*** SUPPLIED MATERIAL ***

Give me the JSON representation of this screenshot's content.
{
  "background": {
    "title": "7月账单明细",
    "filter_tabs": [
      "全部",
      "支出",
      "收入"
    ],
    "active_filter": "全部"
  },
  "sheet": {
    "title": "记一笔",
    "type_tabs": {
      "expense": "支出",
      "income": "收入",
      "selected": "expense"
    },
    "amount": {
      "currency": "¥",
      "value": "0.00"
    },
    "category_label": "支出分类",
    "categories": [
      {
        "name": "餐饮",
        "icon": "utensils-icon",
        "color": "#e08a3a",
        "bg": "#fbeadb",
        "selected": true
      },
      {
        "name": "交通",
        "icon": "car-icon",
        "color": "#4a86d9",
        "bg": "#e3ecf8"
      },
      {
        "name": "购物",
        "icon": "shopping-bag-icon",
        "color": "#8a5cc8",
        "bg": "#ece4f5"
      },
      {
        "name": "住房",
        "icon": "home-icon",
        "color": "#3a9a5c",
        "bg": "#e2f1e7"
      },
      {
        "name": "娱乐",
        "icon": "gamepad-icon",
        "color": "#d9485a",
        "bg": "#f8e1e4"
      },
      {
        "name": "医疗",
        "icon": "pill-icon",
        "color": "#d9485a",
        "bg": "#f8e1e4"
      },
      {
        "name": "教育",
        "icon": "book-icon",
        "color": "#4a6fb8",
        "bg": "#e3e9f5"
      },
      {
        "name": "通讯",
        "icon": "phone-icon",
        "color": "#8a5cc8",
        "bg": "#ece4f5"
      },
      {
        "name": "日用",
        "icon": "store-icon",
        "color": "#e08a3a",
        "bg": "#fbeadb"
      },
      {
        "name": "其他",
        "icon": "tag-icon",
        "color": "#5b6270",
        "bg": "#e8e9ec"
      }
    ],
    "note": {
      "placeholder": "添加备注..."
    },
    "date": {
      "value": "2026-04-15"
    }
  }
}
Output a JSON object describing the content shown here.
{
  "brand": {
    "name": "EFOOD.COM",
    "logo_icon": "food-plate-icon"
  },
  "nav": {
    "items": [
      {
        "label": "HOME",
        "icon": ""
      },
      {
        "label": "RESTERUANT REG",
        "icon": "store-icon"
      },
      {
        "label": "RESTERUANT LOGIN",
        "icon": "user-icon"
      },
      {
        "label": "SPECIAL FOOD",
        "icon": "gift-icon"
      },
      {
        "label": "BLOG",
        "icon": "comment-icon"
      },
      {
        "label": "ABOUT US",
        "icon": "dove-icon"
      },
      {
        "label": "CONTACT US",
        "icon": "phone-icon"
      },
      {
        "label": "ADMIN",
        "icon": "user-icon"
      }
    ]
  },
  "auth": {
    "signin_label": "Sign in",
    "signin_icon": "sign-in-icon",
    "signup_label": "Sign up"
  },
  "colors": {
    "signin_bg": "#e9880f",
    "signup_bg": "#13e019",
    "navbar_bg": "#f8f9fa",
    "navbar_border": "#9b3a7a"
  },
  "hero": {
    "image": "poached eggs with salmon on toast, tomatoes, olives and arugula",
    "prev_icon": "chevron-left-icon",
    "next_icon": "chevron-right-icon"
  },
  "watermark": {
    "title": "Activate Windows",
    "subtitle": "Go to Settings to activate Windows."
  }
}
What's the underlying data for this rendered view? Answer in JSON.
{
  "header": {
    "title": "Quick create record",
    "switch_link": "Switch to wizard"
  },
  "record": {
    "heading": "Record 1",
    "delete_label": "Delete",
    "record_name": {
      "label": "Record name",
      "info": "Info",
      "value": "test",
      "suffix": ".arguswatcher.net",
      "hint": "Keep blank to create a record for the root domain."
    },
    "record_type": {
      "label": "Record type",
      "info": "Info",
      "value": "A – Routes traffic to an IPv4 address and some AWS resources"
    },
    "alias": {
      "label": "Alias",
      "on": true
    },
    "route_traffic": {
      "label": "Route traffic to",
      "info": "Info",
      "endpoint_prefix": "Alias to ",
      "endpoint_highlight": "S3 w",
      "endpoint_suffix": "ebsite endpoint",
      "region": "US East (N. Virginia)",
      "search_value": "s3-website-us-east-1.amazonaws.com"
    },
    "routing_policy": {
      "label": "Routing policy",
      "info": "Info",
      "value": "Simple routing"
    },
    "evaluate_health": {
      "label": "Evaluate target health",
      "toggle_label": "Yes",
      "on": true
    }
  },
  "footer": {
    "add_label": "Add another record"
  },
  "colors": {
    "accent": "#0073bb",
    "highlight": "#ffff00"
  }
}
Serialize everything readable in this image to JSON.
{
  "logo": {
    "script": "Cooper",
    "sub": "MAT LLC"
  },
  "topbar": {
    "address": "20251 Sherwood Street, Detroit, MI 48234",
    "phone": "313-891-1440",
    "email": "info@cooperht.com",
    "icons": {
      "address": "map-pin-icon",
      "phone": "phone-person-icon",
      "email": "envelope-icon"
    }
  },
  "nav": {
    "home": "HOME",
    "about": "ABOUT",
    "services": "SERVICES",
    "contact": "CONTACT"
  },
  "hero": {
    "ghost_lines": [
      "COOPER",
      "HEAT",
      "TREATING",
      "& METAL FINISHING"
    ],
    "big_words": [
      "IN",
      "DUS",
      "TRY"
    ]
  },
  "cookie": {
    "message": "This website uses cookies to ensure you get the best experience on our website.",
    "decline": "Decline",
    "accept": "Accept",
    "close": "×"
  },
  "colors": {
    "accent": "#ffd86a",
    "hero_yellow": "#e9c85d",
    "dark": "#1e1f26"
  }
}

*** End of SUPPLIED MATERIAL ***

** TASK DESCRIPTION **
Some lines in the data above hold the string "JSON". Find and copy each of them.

** THE COMPLETED TASK **
Give me the JSON representation of this screenshot's content.
Output a JSON object describing the content shown here.
What's the underlying data for this rendered view? Answer in JSON.
Serialize everything readable in this image to JSON.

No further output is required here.